• _INPUT FOR THIS TASK_
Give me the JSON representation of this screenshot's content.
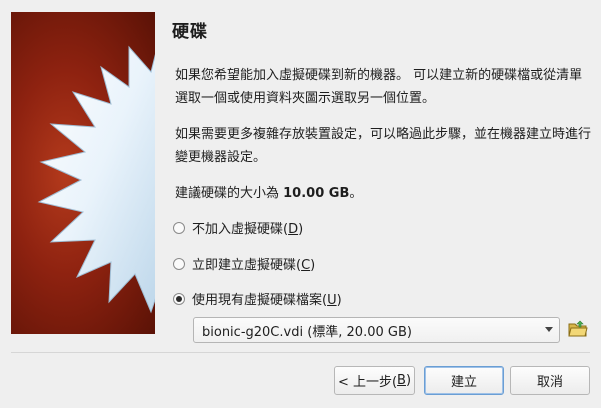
{
  "title": "硬碟",
  "paragraph1": "如果您希望能加入虛擬硬碟到新的機器。 可以建立新的硬碟檔或從清單選取一個或使用資料夾圖示選取另一個位置。",
  "paragraph2": "如果需要更多複雜存放裝置設定，可以略過此步驟，並在機器建立時進行變更機器設定。",
  "recommend_prefix": "建議硬碟的大小為 ",
  "recommend_size": "10.00 GB",
  "recommend_suffix": "。",
  "options": [
    {
      "label": "不加入虛擬硬碟(",
      "key": "D",
      "end": ")",
      "checked": false
    },
    {
      "label": "立即建立虛擬硬碟(",
      "key": "C",
      "end": ")",
      "checked": false
    },
    {
      "label": "使用現有虛擬硬碟檔案(",
      "key": "U",
      "end": ")",
      "checked": true
    }
  ],
  "disk_select": {
    "value": "bionic-g20C.vdi (標準, 20.00 GB)"
  },
  "buttons": {
    "back_prefix": "< 上一步(",
    "back_key": "B",
    "back_suffix": ")",
    "create": "建立",
    "cancel": "取消"
  },
  "icons": {
    "side_image": "starburst-banner",
    "folder": "folder-open-icon"
  }
}
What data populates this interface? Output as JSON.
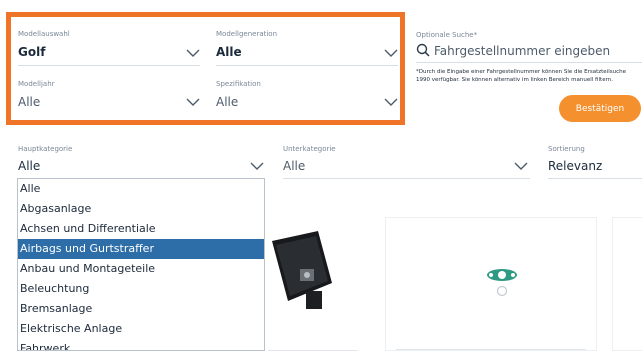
{
  "filters": {
    "model": {
      "label": "Modellauswahl",
      "value": "Golf"
    },
    "generation": {
      "label": "Modellgeneration",
      "value": "Alle"
    },
    "year": {
      "label": "Modelljahr",
      "value": "Alle"
    },
    "spec": {
      "label": "Spezifikation",
      "value": "Alle"
    }
  },
  "search": {
    "label": "Optionale Suche*",
    "placeholder": "Fahrgestellnummer eingeben",
    "note_line1": "*Durch die Eingabe einer Fahrgestellnummer können Sie die Ersatzteilsuche",
    "note_line2": "1990 verfügbar. Sie können alternativ im linken Bereich manuell filtern.",
    "button": "Bestätigen"
  },
  "category": {
    "label": "Hauptkategorie",
    "value": "Alle"
  },
  "subcategory": {
    "label": "Unterkategorie",
    "value": "Alle"
  },
  "sort": {
    "label": "Sortierung",
    "value": "Relevanz"
  },
  "dropdown": {
    "options": [
      "Alle",
      "Abgasanlage",
      "Achsen und Differentiale",
      "Airbags und Gurtstraffer",
      "Anbau und Montageteile",
      "Beleuchtung",
      "Bremsanlage",
      "Elektrische Anlage",
      "Fahrwerk"
    ],
    "selected_index": 3
  },
  "colors": {
    "accent": "#f07428",
    "button": "#f5902f",
    "selected": "#2e6ea8"
  }
}
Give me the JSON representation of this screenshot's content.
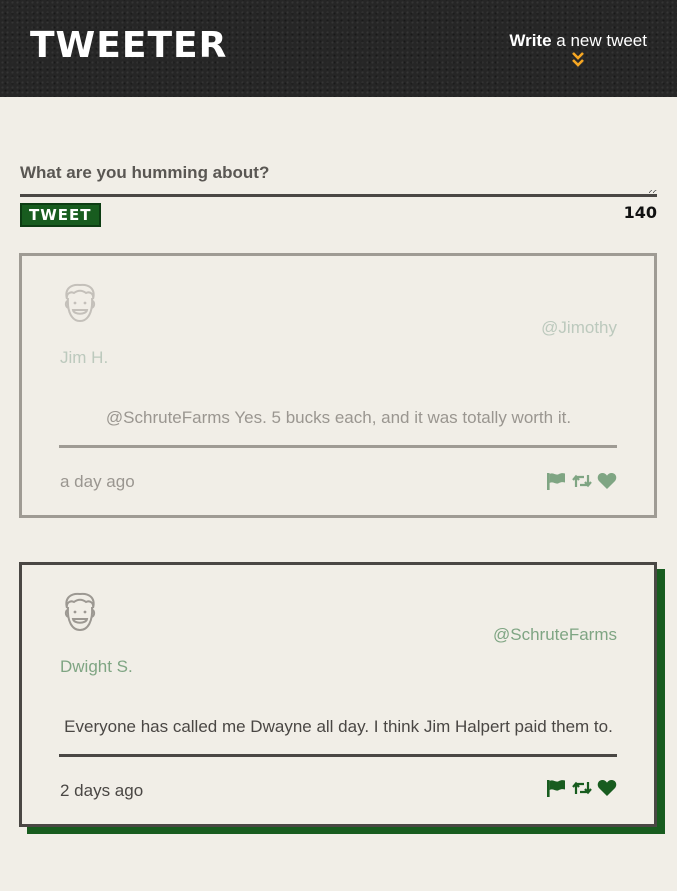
{
  "header": {
    "brand": "TWEETER",
    "compose_toggle": {
      "bold_label": "Write",
      "rest_label": " a new tweet",
      "icon": "chevron-double-down-icon",
      "icon_color": "#f5a623"
    }
  },
  "compose": {
    "label": "What are you humming about?",
    "input_value": "",
    "button_label": "TWEET",
    "counter": "140"
  },
  "colors": {
    "background": "#f1eee7",
    "header_background": "#262626",
    "accent_green": "#185c1f",
    "muted_green": "#7fa583",
    "text": "#4a4744"
  },
  "tweets": [
    {
      "display_name": "Jim H.",
      "handle": "@Jimothy",
      "text": "@SchruteFarms Yes. 5 bucks each, and it was totally worth it.",
      "timestamp": "a day ago",
      "actions": [
        "flag-icon",
        "retweet-icon",
        "heart-icon"
      ]
    },
    {
      "display_name": "Dwight S.",
      "handle": "@SchruteFarms",
      "text": "Everyone has called me Dwayne all day. I think Jim Halpert paid them to.",
      "timestamp": "2 days ago",
      "actions": [
        "flag-icon",
        "retweet-icon",
        "heart-icon"
      ]
    }
  ]
}
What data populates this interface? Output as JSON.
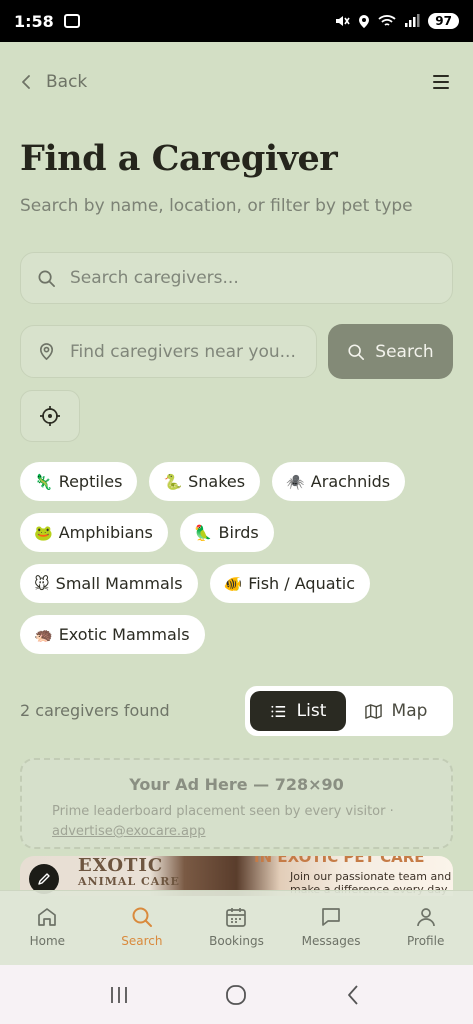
{
  "status_bar": {
    "time": "1:58",
    "battery": "97"
  },
  "nav": {
    "back_label": "Back"
  },
  "page": {
    "title": "Find a Caregiver",
    "subtitle": "Search by name, location, or filter by pet type"
  },
  "search": {
    "name_placeholder": "Search caregivers...",
    "location_placeholder": "Find caregivers near you...",
    "button_label": "Search"
  },
  "chips": [
    {
      "emoji": "🦎",
      "label": "Reptiles"
    },
    {
      "emoji": "🐍",
      "label": "Snakes"
    },
    {
      "emoji": "🕷️",
      "label": "Arachnids"
    },
    {
      "emoji": "🐸",
      "label": "Amphibians"
    },
    {
      "emoji": "🦜",
      "label": "Birds"
    },
    {
      "emoji": "🐭",
      "label": "Small Mammals"
    },
    {
      "emoji": "🐠",
      "label": "Fish / Aquatic"
    },
    {
      "emoji": "🦔",
      "label": "Exotic Mammals"
    }
  ],
  "results": {
    "count_text": "2 caregivers found"
  },
  "view_toggle": {
    "list_label": "List",
    "map_label": "Map",
    "active": "List"
  },
  "ad": {
    "title": "Your Ad Here — 728×90",
    "description": "Prime leaderboard placement seen by every visitor ·",
    "email": "advertise@exocare.app"
  },
  "card": {
    "brand_line1": "EXOTIC",
    "brand_line2": "ANIMAL CARE",
    "headline": "IN EXOTIC PET CARE",
    "copy_line1": "Join our passionate team and",
    "copy_line2": "make a difference every day"
  },
  "tabs": [
    {
      "label": "Home",
      "icon": "home-icon"
    },
    {
      "label": "Search",
      "icon": "search-icon",
      "active": true
    },
    {
      "label": "Bookings",
      "icon": "calendar-icon"
    },
    {
      "label": "Messages",
      "icon": "message-icon"
    },
    {
      "label": "Profile",
      "icon": "person-icon"
    }
  ],
  "colors": {
    "background": "#d3dfc5",
    "accent": "#d98a3d",
    "dark": "#2a2a22",
    "search_button": "#838a77"
  }
}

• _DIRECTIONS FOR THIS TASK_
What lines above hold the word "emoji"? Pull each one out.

• _RESULT BELOW_
      "emoji": "🦎",
      "emoji": "🐍",
      "emoji": "🕷️",
      "emoji": "🐸",
      "emoji": "🦜",
      "emoji": "🐭",
      "emoji": "🐠",
      "emoji": "🦔",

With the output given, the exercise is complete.